*** Opening Material provided ***

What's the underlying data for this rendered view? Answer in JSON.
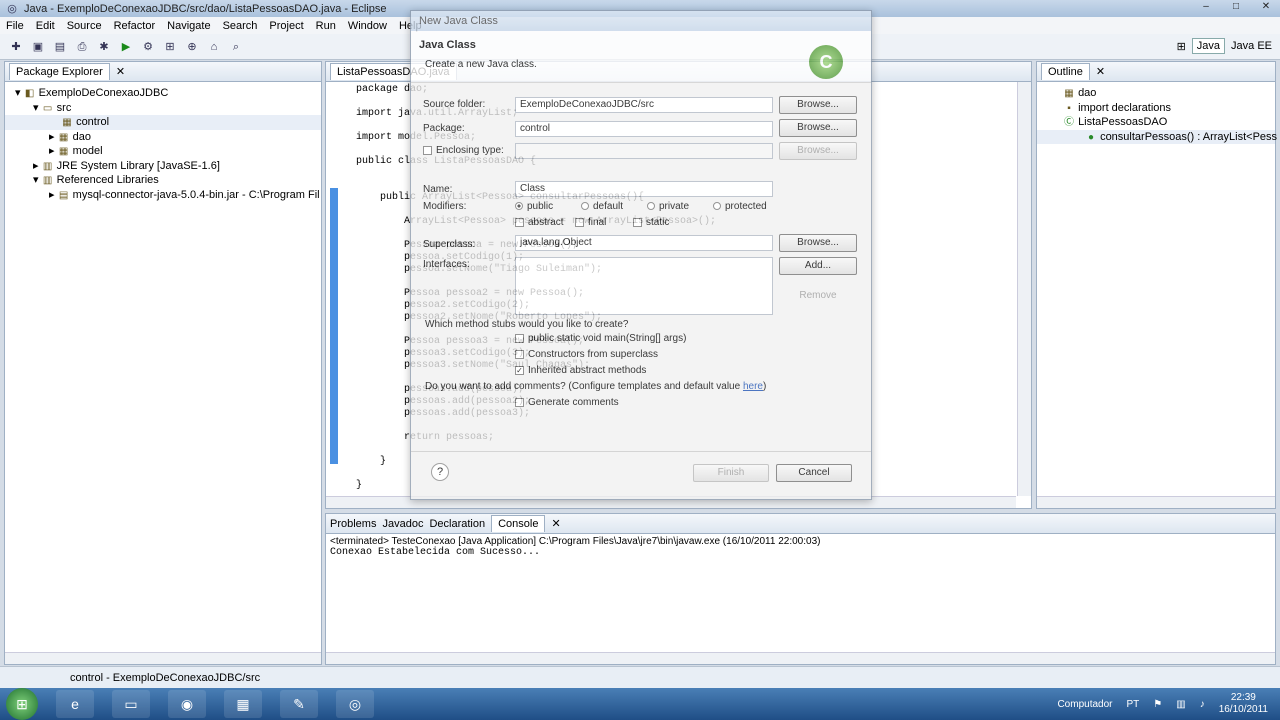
{
  "window": {
    "title": "Java - ExemploDeConexaoJDBC/src/dao/ListaPessoasDAO.java - Eclipse"
  },
  "menu": [
    "File",
    "Edit",
    "Source",
    "Refactor",
    "Navigate",
    "Search",
    "Project",
    "Run",
    "Window",
    "Help"
  ],
  "perspectives": {
    "java": "Java",
    "javaee": "Java EE"
  },
  "package_explorer": {
    "tab": "Package Explorer",
    "items": [
      {
        "label": "ExemploDeConexaoJDBC",
        "icon": "project-icon"
      },
      {
        "label": "src",
        "icon": "folder-icon"
      },
      {
        "label": "control",
        "icon": "package-icon"
      },
      {
        "label": "dao",
        "icon": "package-icon"
      },
      {
        "label": "model",
        "icon": "package-icon"
      },
      {
        "label": "JRE System Library [JavaSE-1.6]",
        "icon": "library-icon"
      },
      {
        "label": "Referenced Libraries",
        "icon": "library-icon"
      },
      {
        "label": "mysql-connector-java-5.0.4-bin.jar - C:\\Program Fil",
        "icon": "jar-icon"
      }
    ]
  },
  "editor": {
    "tab": "ListaPessoasDAO.java",
    "lines": [
      "package dao;",
      "",
      "import java.util.ArrayList;",
      "",
      "import model.Pessoa;",
      "",
      "public class ListaPessoasDAO {",
      "",
      "",
      "    public ArrayList<Pessoa> consultarPessoas(){",
      "",
      "        ArrayList<Pessoa> pessoas = new ArrayList<Pessoa>();",
      "",
      "        Pessoa pessoa = new Pessoa();",
      "        pessoa.setCodigo(1);",
      "        pessoa.setNome(\"Tiago Suleiman\");",
      "",
      "        Pessoa pessoa2 = new Pessoa();",
      "        pessoa2.setCodigo(2);",
      "        pessoa2.setNome(\"Roberto Lopes\");",
      "",
      "        Pessoa pessoa3 = new Pessoa();",
      "        pessoa3.setCodigo(3);",
      "        pessoa3.setNome(\"Saul Chagas\");",
      "",
      "        pessoas.add(pessoa);",
      "        pessoas.add(pessoa2);",
      "        pessoas.add(pessoa3);",
      "",
      "        return pessoas;",
      "",
      "    }",
      "",
      "}"
    ]
  },
  "outline": {
    "tab": "Outline",
    "items": [
      "dao",
      "import declarations",
      "ListaPessoasDAO",
      "consultarPessoas() : ArrayList<Pess"
    ]
  },
  "bottom_tabs": [
    "Problems",
    "Javadoc",
    "Declaration",
    "Console"
  ],
  "console": {
    "header": "<terminated> TesteConexao [Java Application] C:\\Program Files\\Java\\jre7\\bin\\javaw.exe (16/10/2011 22:00:03)",
    "output": "Conexao Estabelecida com Sucesso..."
  },
  "dialog": {
    "title": "New Java Class",
    "heading": "Java Class",
    "subtitle": "Create a new Java class.",
    "source_folder_label": "Source folder:",
    "source_folder_value": "ExemploDeConexaoJDBC/src",
    "package_label": "Package:",
    "package_value": "control",
    "enclosing_label": "Enclosing type:",
    "name_label": "Name:",
    "name_value": "Class",
    "modifiers_label": "Modifiers:",
    "mod_public": "public",
    "mod_default": "default",
    "mod_private": "private",
    "mod_protected": "protected",
    "mod_abstract": "abstract",
    "mod_final": "final",
    "mod_static": "static",
    "superclass_label": "Superclass:",
    "superclass_value": "java.lang.Object",
    "interfaces_label": "Interfaces:",
    "stubs_question": "Which method stubs would you like to create?",
    "stub_main": "public static void main(String[] args)",
    "stub_constructors": "Constructors from superclass",
    "stub_inherited": "Inherited abstract methods",
    "comments_question": "Do you want to add comments? (Configure templates and default value",
    "comments_link": "here",
    "comments_close": ")",
    "generate_comments": "Generate comments",
    "browse": "Browse...",
    "add": "Add...",
    "remove": "Remove",
    "finish": "Finish",
    "cancel": "Cancel",
    "help": "?"
  },
  "status": {
    "text": "control - ExemploDeConexaoJDBC/src"
  },
  "taskbar": {
    "computer": "Computador",
    "lang": "PT",
    "time": "22:39",
    "date": "16/10/2011"
  }
}
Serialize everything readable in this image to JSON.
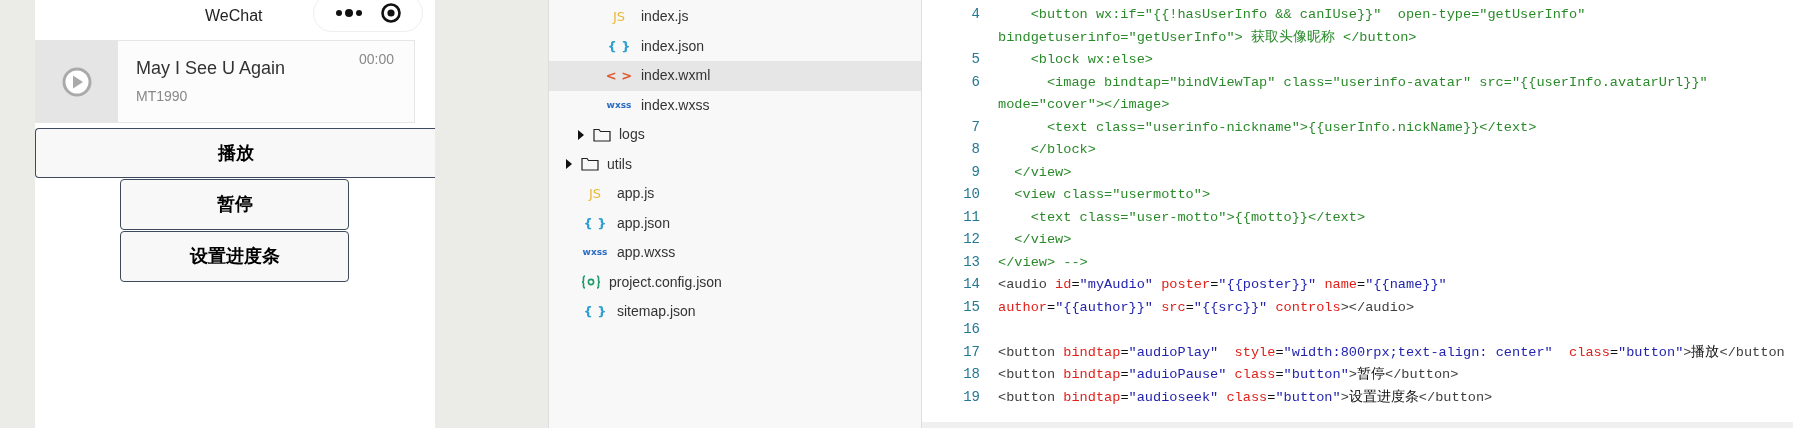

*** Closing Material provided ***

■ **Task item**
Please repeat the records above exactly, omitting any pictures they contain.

■ **The completed task**
What's the underlying data for this rendered view? Answer in JSON.
{
  "window": {
    "title": "Java - ExemploDeConexaoJDBC/src/dao/ListaPessoasDAO.java - Eclipse"
  },
  "menu": [
    "File",
    "Edit",
    "Source",
    "Refactor",
    "Navigate",
    "Search",
    "Project",
    "Run",
    "Window",
    "Help"
  ],
  "perspectives": {
    "java": "Java",
    "javaee": "Java EE"
  },
  "package_explorer": {
    "tab": "Package Explorer",
    "items": [
      {
        "label": "ExemploDeConexaoJDBC",
        "icon": "project-icon"
      },
      {
        "label": "src",
        "icon": "folder-icon"
      },
      {
        "label": "control",
        "icon": "package-icon"
      },
      {
        "label": "dao",
        "icon": "package-icon"
      },
      {
        "label": "model",
        "icon": "package-icon"
      },
      {
        "label": "JRE System Library [JavaSE-1.6]",
        "icon": "library-icon"
      },
      {
        "label": "Referenced Libraries",
        "icon": "library-icon"
      },
      {
        "label": "mysql-connector-java-5.0.4-bin.jar - C:\\Program Fil",
        "icon": "jar-icon"
      }
    ]
  },
  "editor": {
    "tab": "ListaPessoasDAO.java",
    "lines": [
      "package dao;",
      "",
      "import java.util.ArrayList;",
      "",
      "import model.Pessoa;",
      "",
      "public class ListaPessoasDAO {",
      "",
      "",
      "    public ArrayList<Pessoa> consultarPessoas(){",
      "",
      "        ArrayList<Pessoa> pessoas = new ArrayList<Pessoa>();",
      "",
      "        Pessoa pessoa = new Pessoa();",
      "        pessoa.setCodigo(1);",
      "        pessoa.setNome(\"Tiago Suleiman\");",
      "",
      "        Pessoa pessoa2 = new Pessoa();",
      "        pessoa2.setCodigo(2);",
      "        pessoa2.setNome(\"Roberto Lopes\");",
      "",
      "        Pessoa pessoa3 = new Pessoa();",
      "        pessoa3.setCodigo(3);",
      "        pessoa3.setNome(\"Saul Chagas\");",
      "",
      "        pessoas.add(pessoa);",
      "        pessoas.add(pessoa2);",
      "        pessoas.add(pessoa3);",
      "",
      "        return pessoas;",
      "",
      "    }",
      "",
      "}"
    ]
  },
  "outline": {
    "tab": "Outline",
    "items": [
      "dao",
      "import declarations",
      "ListaPessoasDAO",
      "consultarPessoas() : ArrayList<Pess"
    ]
  },
  "bottom_tabs": [
    "Problems",
    "Javadoc",
    "Declaration",
    "Console"
  ],
  "console": {
    "header": "<terminated> TesteConexao [Java Application] C:\\Program Files\\Java\\jre7\\bin\\javaw.exe (16/10/2011 22:00:03)",
    "output": "Conexao Estabelecida com Sucesso..."
  },
  "dialog": {
    "title": "New Java Class",
    "heading": "Java Class",
    "subtitle": "Create a new Java class.",
    "source_folder_label": "Source folder:",
    "source_folder_value": "ExemploDeConexaoJDBC/src",
    "package_label": "Package:",
    "package_value": "control",
    "enclosing_label": "Enclosing type:",
    "name_label": "Name:",
    "name_value": "Class",
    "modifiers_label": "Modifiers:",
    "mod_public": "public",
    "mod_default": "default",
    "mod_private": "private",
    "mod_protected": "protected",
    "mod_abstract": "abstract",
    "mod_final": "final",
    "mod_static": "static",
    "superclass_label": "Superclass:",
    "superclass_value": "java.lang.Object",
    "interfaces_label": "Interfaces:",
    "stubs_question": "Which method stubs would you like to create?",
    "stub_main": "public static void main(String[] args)",
    "stub_constructors": "Constructors from superclass",
    "stub_inherited": "Inherited abstract methods",
    "comments_question": "Do you want to add comments? (Configure templates and default value",
    "comments_link": "here",
    "comments_close": ")",
    "generate_comments": "Generate comments",
    "browse": "Browse...",
    "add": "Add...",
    "remove": "Remove",
    "finish": "Finish",
    "cancel": "Cancel",
    "help": "?"
  },
  "status": {
    "text": "control - ExemploDeConexaoJDBC/src"
  },
  "taskbar": {
    "computer": "Computador",
    "lang": "PT",
    "time": "22:39",
    "date": "16/10/2011"
  }
}
Serialize everything readable in this image to JSON.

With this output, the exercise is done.